**** Raw data
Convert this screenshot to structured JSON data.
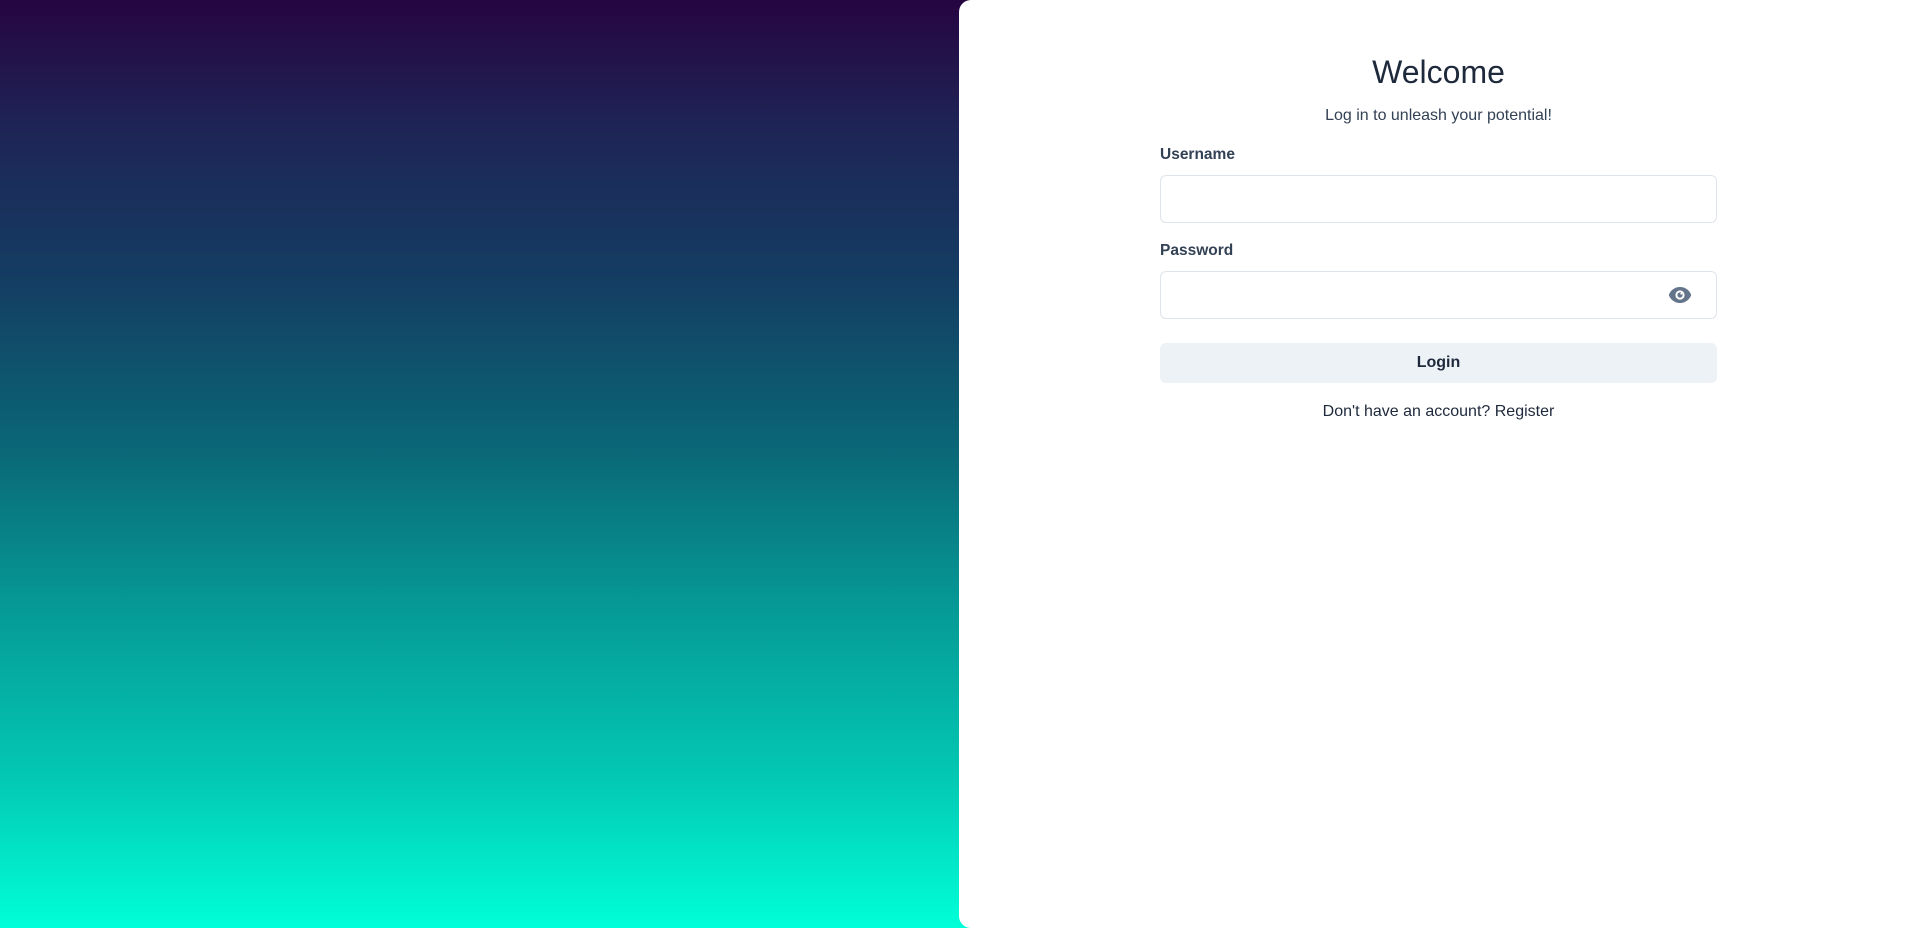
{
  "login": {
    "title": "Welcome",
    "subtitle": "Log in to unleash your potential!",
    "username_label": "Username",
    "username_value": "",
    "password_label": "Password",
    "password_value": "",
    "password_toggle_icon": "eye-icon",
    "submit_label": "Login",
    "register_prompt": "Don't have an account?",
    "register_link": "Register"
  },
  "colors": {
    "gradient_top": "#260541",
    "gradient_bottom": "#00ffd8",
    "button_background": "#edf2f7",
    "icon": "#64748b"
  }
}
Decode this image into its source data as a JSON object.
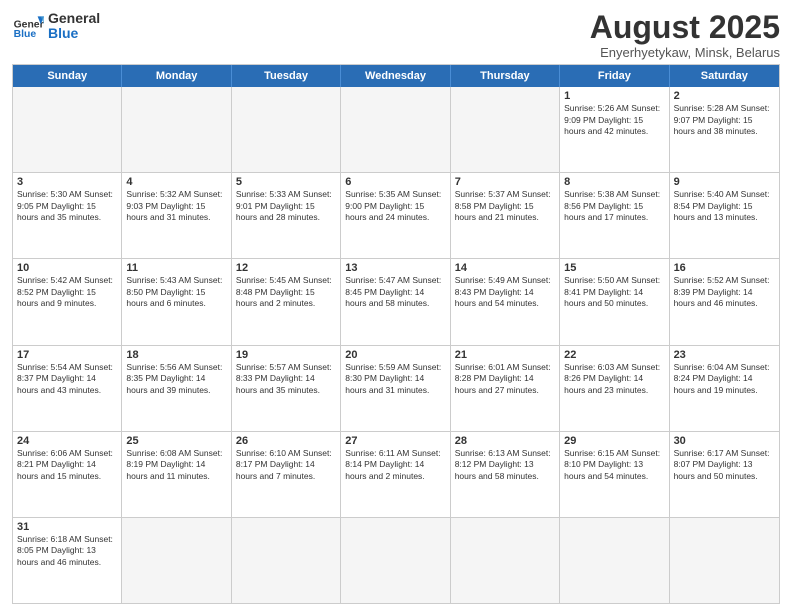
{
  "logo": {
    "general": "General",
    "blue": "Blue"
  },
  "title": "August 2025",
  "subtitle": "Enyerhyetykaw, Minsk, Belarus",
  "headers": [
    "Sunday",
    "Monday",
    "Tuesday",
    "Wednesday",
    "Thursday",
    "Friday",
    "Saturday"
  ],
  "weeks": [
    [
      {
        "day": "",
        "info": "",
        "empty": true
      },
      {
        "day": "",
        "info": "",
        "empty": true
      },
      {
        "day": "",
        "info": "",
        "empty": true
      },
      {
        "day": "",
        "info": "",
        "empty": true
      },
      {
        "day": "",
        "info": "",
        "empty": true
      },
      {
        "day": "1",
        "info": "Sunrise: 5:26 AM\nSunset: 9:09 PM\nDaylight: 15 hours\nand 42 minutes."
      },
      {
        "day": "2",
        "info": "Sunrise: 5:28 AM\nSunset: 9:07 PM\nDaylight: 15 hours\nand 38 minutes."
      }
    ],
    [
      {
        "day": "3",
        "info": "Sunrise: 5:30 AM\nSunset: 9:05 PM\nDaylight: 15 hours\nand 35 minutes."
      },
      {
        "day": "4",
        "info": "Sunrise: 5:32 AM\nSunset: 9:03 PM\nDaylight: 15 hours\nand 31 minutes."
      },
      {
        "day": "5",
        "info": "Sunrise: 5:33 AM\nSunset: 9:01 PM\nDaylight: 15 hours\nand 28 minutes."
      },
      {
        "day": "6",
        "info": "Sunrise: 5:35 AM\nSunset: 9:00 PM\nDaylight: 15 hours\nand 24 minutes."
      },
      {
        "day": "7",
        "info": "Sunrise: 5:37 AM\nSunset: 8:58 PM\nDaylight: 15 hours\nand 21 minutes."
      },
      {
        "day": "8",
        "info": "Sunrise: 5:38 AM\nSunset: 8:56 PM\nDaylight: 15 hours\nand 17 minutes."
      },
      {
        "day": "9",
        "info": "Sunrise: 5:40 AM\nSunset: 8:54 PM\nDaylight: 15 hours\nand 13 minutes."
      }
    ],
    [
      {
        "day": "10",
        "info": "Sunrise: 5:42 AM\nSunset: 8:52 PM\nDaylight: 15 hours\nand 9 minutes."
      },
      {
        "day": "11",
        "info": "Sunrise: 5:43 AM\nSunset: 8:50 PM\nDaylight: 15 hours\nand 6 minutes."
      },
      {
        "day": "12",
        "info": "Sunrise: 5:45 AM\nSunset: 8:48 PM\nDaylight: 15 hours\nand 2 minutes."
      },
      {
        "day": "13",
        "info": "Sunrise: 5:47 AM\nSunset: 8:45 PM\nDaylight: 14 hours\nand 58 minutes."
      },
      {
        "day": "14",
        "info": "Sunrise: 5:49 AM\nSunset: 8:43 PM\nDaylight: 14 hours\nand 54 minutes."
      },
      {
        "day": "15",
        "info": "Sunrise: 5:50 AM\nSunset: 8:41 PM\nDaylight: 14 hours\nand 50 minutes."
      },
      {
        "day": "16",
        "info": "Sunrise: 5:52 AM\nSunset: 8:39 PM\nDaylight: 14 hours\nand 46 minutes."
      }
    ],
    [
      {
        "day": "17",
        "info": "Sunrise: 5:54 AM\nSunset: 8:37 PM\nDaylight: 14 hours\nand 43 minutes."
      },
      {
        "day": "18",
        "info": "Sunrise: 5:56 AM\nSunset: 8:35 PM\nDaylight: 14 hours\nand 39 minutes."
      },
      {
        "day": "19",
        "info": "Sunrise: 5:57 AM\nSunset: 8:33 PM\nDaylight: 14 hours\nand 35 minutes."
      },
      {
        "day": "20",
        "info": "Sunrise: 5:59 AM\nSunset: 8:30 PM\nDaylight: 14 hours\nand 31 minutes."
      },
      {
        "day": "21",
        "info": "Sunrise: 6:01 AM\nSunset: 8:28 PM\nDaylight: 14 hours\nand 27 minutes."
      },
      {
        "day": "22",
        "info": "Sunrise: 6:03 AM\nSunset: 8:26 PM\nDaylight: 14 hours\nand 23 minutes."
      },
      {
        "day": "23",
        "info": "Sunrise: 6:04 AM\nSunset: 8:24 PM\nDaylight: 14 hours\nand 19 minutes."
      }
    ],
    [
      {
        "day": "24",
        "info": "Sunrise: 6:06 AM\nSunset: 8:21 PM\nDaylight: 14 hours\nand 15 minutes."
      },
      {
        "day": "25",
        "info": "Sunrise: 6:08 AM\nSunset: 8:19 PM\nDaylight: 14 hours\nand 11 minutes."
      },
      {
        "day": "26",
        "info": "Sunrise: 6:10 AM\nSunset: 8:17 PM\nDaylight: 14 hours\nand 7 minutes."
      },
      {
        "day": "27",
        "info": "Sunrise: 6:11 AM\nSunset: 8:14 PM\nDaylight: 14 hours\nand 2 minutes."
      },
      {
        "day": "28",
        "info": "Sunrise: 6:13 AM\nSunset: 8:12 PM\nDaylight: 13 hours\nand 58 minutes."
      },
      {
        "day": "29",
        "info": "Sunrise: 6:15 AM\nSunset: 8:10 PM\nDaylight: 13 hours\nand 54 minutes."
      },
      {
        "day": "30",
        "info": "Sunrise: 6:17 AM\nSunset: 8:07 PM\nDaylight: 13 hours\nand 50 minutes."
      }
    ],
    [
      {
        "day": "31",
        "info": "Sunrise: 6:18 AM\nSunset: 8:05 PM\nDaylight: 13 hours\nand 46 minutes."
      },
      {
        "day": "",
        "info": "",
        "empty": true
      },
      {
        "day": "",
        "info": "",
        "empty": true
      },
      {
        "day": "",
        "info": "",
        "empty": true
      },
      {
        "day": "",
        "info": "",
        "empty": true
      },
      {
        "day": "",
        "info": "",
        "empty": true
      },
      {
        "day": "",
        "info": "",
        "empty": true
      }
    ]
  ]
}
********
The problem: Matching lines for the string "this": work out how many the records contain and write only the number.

Answer space: 2